Supplied data START
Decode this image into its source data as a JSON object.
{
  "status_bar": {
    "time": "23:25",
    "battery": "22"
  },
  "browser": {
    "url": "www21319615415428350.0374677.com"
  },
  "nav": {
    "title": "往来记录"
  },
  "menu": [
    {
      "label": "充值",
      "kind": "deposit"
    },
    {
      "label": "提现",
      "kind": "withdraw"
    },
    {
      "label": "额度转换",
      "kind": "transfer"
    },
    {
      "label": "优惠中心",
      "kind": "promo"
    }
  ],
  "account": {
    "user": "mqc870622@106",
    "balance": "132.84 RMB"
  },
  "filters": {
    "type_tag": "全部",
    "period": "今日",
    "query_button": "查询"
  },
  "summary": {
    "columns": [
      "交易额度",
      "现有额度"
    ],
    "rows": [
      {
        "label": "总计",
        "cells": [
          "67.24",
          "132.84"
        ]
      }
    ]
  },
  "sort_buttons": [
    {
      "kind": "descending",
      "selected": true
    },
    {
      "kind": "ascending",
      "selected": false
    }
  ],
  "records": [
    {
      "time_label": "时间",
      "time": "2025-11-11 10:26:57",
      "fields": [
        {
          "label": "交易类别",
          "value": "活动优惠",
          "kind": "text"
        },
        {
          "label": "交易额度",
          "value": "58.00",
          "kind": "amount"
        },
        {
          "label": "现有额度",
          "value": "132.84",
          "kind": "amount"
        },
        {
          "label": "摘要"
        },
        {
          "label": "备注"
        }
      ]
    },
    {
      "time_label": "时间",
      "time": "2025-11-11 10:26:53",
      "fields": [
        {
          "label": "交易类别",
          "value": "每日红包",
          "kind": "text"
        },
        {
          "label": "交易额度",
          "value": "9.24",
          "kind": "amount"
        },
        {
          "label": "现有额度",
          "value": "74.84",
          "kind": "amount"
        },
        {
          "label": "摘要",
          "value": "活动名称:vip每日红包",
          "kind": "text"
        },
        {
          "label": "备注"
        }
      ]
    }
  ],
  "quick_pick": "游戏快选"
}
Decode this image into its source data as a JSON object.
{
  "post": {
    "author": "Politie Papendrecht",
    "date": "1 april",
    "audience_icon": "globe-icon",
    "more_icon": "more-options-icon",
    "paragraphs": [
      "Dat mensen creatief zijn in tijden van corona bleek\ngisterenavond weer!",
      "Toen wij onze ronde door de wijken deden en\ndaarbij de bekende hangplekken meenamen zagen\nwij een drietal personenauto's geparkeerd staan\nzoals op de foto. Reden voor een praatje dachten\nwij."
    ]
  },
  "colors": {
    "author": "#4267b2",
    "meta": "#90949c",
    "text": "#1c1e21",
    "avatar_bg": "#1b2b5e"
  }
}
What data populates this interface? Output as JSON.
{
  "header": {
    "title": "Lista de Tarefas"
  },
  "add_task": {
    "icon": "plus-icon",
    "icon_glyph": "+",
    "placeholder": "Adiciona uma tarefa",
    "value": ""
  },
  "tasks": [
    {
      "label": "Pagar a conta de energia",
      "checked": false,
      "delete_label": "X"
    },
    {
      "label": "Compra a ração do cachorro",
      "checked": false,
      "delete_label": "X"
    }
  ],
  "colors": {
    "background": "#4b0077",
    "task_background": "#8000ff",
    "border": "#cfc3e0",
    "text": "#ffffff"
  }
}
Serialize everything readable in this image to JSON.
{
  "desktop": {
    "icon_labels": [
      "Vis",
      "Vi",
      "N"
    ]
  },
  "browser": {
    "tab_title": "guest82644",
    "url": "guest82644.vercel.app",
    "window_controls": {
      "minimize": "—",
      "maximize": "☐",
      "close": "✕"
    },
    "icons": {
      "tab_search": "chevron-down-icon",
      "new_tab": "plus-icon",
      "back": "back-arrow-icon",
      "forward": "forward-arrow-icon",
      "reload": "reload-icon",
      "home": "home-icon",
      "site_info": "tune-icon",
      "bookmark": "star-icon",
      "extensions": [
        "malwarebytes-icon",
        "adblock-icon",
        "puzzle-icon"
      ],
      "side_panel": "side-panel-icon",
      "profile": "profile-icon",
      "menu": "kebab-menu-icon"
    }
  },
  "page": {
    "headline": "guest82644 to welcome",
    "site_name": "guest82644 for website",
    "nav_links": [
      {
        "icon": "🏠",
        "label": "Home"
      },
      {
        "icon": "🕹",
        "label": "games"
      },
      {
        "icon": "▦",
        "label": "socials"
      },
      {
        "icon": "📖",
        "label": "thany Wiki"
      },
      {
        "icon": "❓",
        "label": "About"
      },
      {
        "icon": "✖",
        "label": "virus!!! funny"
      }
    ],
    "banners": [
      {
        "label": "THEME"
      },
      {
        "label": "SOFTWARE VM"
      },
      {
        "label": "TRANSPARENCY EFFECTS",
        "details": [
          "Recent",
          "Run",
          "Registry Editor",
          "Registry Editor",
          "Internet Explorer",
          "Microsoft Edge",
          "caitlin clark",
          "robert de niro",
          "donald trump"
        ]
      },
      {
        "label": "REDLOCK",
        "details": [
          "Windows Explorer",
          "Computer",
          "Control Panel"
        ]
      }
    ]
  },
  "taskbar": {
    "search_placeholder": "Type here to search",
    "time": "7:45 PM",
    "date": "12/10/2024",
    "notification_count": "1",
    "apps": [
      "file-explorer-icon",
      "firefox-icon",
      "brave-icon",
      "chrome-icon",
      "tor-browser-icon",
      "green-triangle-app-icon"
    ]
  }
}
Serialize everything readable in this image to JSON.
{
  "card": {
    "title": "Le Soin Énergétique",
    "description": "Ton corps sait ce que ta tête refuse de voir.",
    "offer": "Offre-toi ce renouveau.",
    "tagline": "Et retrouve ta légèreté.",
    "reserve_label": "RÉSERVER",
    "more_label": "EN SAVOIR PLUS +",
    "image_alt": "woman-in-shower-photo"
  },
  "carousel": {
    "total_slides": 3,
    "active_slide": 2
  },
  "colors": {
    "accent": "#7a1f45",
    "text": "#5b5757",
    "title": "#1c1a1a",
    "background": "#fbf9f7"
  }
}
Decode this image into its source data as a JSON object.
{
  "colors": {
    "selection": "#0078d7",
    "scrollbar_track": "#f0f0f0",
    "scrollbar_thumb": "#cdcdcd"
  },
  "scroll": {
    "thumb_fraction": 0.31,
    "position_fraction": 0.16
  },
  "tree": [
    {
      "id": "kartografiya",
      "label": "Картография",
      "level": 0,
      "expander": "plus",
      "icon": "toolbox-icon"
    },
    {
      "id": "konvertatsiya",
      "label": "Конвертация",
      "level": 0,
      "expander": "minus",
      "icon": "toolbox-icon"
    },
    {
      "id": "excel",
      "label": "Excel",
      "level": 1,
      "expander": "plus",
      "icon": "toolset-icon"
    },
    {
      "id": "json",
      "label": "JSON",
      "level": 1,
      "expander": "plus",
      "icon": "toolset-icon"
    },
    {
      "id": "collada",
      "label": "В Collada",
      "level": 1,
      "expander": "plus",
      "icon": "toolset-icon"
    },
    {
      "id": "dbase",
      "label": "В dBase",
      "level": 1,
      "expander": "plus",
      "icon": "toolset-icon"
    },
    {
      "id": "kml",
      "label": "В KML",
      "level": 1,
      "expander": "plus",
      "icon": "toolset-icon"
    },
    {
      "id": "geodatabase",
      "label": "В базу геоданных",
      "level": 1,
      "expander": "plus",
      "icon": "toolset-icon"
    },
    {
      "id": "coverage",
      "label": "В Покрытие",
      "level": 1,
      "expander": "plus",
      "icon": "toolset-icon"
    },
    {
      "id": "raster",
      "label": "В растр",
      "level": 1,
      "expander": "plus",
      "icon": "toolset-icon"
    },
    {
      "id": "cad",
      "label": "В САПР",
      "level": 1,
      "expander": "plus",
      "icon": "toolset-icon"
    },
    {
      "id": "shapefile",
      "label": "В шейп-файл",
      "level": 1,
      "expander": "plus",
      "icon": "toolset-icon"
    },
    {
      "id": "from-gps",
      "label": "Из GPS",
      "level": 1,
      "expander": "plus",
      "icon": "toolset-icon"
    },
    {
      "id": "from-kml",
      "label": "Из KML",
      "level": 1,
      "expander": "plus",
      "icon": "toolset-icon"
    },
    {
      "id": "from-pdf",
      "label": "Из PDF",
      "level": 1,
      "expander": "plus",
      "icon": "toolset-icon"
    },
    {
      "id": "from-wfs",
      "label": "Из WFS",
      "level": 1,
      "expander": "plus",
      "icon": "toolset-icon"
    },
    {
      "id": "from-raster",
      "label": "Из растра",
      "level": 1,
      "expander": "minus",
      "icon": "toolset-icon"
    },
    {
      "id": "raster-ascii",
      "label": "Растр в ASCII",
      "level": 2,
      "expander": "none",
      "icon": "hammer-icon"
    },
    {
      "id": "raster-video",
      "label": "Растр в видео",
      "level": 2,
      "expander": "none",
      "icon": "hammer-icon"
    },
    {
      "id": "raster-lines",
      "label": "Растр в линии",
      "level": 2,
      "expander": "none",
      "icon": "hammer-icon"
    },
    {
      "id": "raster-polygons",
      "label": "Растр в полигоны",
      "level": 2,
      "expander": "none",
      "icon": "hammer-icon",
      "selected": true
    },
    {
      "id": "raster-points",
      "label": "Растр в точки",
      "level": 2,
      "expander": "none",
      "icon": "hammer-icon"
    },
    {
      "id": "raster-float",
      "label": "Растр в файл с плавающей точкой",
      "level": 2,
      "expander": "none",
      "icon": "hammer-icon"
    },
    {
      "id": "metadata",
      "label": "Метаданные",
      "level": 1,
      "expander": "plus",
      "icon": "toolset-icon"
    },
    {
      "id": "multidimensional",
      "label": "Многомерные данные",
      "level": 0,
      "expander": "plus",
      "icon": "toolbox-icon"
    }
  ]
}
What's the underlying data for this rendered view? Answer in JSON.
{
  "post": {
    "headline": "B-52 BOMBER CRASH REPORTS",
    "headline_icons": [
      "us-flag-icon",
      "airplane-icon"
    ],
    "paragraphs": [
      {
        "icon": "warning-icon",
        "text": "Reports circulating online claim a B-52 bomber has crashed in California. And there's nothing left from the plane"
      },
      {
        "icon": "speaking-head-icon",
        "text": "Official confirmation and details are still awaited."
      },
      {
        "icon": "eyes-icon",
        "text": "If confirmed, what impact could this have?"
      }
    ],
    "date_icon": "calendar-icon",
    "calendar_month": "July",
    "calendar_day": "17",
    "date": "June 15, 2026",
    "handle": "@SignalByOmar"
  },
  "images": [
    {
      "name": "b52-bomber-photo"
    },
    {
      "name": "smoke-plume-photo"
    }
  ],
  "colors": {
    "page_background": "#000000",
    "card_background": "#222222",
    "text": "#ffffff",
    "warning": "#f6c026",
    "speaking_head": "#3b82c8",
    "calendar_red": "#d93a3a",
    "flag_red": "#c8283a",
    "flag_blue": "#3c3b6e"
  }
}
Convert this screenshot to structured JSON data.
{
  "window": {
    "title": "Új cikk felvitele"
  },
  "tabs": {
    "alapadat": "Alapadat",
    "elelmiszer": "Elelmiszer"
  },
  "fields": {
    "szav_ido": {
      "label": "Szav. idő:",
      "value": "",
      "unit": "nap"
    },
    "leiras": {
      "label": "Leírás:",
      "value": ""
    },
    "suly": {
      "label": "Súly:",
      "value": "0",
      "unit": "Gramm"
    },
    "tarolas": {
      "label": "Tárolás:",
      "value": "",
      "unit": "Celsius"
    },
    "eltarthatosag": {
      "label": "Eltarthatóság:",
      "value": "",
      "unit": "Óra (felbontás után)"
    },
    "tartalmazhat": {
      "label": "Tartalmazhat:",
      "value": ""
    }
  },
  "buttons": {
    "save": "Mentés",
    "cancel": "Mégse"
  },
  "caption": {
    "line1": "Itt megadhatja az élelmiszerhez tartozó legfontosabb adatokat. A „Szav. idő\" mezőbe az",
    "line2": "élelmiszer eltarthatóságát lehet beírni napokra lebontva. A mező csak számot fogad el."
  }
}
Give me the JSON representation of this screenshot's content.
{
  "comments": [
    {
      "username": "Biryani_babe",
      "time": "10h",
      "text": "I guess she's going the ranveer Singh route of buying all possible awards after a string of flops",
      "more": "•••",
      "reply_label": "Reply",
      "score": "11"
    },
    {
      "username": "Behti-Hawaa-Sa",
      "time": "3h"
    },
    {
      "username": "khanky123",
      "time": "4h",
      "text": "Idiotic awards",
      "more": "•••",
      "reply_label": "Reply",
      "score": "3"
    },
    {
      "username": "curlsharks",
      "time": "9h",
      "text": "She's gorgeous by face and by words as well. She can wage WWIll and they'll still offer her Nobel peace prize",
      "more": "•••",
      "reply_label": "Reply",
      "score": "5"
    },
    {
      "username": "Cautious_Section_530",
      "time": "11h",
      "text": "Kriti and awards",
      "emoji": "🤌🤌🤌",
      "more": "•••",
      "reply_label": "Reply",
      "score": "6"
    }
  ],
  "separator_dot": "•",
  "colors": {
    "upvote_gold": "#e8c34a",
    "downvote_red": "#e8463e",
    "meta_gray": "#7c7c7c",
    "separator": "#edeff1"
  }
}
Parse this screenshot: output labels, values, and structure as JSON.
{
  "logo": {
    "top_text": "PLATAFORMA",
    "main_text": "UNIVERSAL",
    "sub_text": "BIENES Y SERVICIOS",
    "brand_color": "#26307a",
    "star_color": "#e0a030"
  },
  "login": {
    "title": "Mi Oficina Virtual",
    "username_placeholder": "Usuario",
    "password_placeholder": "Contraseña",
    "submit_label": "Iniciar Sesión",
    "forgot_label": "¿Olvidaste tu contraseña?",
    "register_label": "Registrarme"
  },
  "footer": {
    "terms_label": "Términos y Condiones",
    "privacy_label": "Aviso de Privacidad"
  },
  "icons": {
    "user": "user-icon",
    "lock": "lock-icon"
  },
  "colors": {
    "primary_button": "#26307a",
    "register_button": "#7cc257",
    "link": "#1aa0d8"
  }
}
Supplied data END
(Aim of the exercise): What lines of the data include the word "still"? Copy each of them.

(Expected answer):
        "text": "Official confirmation and details are still awaited."
      "text": "She's gorgeous by face and by words as well. She can wage WWIll and they'll still offer her Nobel peace prize",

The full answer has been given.